The building will enhance learning, research and collaboration with other organizations. Furthermore, achieving Net-Zero, especially in South Carolina’s hot and humid climate, will encourage innovation and energy efficiency in higher education facilities throughout the state and the nation.
“It is our intention to serve as a demonstration of what is possible, a three-dimensional business case for sustainability that invites others to become sustainable enterprises, as well,” said Teegen.
The Moore School’s new $90 million facility will be located in the heart of Innovista, the university’s research district in downtown Columbia. At approximately 250,000 square feet, this new building will be the only large-scale net-zero energy building in the southeastern United States.
While the State of South Carolina requires all new government-funded commercial construction and renovations to achieve a green building rating of Silver in the LEED (Leadership in Energy and Environmental Design) Green Building Rating System, the Moore School has committed to achieving a minimum of LEED Platinum but will pursue a rating of Net-Zero.

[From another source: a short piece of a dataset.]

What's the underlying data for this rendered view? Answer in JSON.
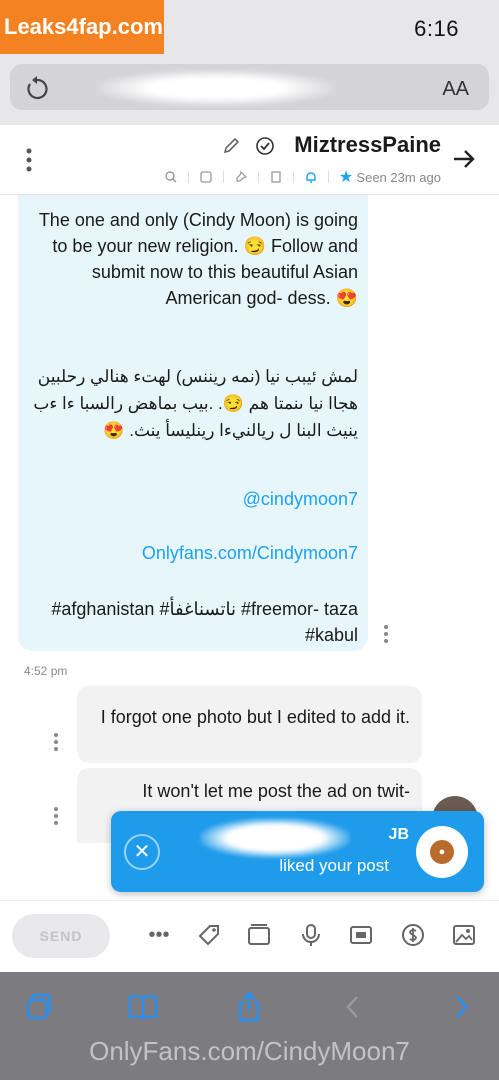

The methods and technologies developed during the construction of the Moore School building will guide construction of all new university facilities, ensuring that they go well beyond the state’s requirement of achieving LEED-Silver certification. The University of South Carolina’s Columbia campus currently has one LEED-Silver certified building and one LEED-Gold certified building, with others pending certification. The university has been committed to sustainability since 1998 when it joined with two other state universities to form the Sustainable Universities Initiative, pledging to incorporate sustainability into operations and academics.